BEGIN
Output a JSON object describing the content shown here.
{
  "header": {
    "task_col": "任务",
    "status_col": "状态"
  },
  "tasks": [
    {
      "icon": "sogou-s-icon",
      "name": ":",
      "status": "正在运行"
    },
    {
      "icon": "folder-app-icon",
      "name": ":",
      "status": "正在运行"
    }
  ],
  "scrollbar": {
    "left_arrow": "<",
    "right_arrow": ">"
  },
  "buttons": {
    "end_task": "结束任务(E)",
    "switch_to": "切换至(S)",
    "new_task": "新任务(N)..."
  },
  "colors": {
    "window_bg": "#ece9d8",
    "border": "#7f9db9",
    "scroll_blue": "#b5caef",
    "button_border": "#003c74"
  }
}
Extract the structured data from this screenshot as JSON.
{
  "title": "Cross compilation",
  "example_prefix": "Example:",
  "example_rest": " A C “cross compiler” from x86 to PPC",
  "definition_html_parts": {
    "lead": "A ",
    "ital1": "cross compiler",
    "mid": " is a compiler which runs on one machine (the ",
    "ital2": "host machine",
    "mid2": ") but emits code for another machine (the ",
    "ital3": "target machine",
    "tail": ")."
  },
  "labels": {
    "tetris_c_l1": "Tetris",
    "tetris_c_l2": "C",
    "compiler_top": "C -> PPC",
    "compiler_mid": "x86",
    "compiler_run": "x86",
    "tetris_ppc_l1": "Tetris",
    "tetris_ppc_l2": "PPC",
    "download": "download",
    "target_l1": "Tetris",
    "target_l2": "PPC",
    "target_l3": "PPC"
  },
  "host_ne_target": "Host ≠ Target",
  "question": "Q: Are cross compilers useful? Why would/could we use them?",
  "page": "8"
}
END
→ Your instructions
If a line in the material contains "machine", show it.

→ Response for this exercise
    "mid": " is a compiler which runs on one machine (the ",
    "ital2": "host machine",
    "mid2": ") but emits code for another machine (the ",
    "ital3": "target machine",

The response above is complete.